There’s a long flower bed under the bow window in our kitchen, facing the street in front of our house. I enjoy it in the spring, when daffodils predominate. From a distance right now, it’s a green, summery blur. Up close, I can differentiate between shrubs and weeds – usually. I am not a gardener, but most weeds offer some clue in the form of raggedy edges or accelerated growth or stubborn attachment at the root, allowing me to recognize them. 

This week’s gospel lesson offers a more complicated scenario. Jesus taught in quotidian parables, and this agrarian example has a hero and a villain. The planter has done a good thing, planting wheat seeds, but the enemy has come on the scene while everybody sleeps to sow weeds in the midst. Although the workers offer to get busy weeding, the planter will wait patiently to protect the good wheat and allow it to grow to its full maturity. Then the weeds and the wheat can be sorted. 

There’s an approach to this text that says the wheat and the weeds looked alike until fully mature, thus the need to wait instead of ripping things up, and there’s another that uses the parable to build a timeline awaiting Armageddon. (I am not kidding; you can find a graphic timeline if you do a Google image search for “wheat weeds bible.”) In Matthew 13, Jesus has been teaching from a boat, to get some distance from the crowd. At the end of the day, he retreats to a house, where the disciples have to ask him for an explanation. Although Jesus in the missing verses of this passage assures the disciples they understand him, unlike the crowd, Matthew’s one-for-one gloss reduces a parable to an allegory as if the gospel writer is not so sure about the reader’s comprehension, either. 

I wrote, in 2011, “God does not exclude prematurely, because God doesn’t want to uproot what is still coming to fruition. God waits for the harvest. Maybe we’re all both wheat and weeds. Maybe we’ll be be gathered in and sorted out as individuals and as churches, not discarded ‘here one group and there the other’ but instead given a chance to come to terms with the ways we’ve been both wheat and weeds, so closely intertwined that we can’t always tell the difference ourselves.” (From In the Weeds – July, 2011.) 

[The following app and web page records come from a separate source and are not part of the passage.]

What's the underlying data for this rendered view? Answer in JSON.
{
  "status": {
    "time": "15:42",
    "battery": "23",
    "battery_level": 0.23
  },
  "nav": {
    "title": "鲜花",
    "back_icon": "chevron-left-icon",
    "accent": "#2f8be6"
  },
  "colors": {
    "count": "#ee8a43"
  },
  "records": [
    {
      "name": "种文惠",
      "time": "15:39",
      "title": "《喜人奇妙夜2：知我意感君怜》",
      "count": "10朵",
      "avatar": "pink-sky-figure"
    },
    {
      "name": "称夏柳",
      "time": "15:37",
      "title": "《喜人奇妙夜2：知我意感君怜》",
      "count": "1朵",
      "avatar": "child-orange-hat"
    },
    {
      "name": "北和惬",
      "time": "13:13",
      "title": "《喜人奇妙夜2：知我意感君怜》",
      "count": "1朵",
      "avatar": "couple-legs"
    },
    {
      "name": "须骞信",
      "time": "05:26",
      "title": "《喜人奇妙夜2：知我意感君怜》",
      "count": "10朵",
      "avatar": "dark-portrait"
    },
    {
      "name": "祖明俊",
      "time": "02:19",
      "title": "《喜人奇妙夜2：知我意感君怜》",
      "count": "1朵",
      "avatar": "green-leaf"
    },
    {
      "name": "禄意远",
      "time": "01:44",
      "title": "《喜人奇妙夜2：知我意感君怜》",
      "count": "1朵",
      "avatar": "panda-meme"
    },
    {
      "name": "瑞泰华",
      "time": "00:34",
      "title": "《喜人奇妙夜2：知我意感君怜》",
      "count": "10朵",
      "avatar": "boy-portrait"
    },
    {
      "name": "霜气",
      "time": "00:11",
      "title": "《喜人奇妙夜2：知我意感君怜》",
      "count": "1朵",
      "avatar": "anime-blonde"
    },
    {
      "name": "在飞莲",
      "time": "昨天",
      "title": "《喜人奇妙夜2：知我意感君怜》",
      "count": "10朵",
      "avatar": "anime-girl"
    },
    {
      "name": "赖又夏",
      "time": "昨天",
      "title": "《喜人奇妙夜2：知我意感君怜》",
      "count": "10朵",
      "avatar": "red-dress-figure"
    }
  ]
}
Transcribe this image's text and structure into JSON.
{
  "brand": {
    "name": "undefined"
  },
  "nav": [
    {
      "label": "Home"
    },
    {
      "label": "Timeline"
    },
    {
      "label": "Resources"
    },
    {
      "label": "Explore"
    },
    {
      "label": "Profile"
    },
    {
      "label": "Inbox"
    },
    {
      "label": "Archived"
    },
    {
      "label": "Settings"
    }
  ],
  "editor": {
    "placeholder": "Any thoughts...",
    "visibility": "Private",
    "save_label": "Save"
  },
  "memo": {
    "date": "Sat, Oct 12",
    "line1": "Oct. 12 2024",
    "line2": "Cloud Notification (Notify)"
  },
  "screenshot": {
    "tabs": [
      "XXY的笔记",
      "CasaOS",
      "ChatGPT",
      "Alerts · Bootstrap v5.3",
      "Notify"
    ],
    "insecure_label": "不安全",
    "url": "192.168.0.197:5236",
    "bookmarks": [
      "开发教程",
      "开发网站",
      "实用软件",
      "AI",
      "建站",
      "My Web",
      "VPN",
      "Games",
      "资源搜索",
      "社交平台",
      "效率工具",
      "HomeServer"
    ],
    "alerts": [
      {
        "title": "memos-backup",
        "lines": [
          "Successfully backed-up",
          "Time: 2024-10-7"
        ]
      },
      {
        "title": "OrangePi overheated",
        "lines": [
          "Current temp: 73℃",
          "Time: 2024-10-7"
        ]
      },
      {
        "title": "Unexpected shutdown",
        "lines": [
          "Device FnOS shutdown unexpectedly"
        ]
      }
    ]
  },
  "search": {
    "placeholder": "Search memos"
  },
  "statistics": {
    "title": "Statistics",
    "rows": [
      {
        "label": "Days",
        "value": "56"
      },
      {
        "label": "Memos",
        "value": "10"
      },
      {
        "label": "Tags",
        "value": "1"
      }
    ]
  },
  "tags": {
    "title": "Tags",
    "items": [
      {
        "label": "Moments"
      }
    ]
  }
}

That personal approach to the text spoke to the congregation I served then. In 2020, it’s the collective that speaks to me. Sometimes it is hard to sort out what is good from what is evil without destroying what is good. If that isn’t an image for this moment! In the congregations you serve, people of deep faith, people who love each other and would care for each other and members of the community in times of need, might also disagree passionately about issues that we cannot ignore right now. The seed sown by the enemy, from one perspective, might be QAnon posts or White House talking points about mask-wearing, while from another the evil seeds are the guidelines recommended by the CDC or a Democratic governor. When we read it that way, we may be tempted to follow Matthew down the allegorical path.

Good? Or evil?

I believe we can tell this story as holistic, speaking to all people and for all people. I am not recommending we embrace “both sides-ism,” but rather that we acknowledge the raggedy edges of our own stubborn attachments and lift up the faith values that hold us together. Our shared reckoning with the difference between good and evil in this moment is hard, but it holds our saving hope. The kingdom of heaven may be compared to a sower who waited patiently and watched the green, summery blur grow into its fullness. May we be as patient with each other’s growth, in this fraught moment.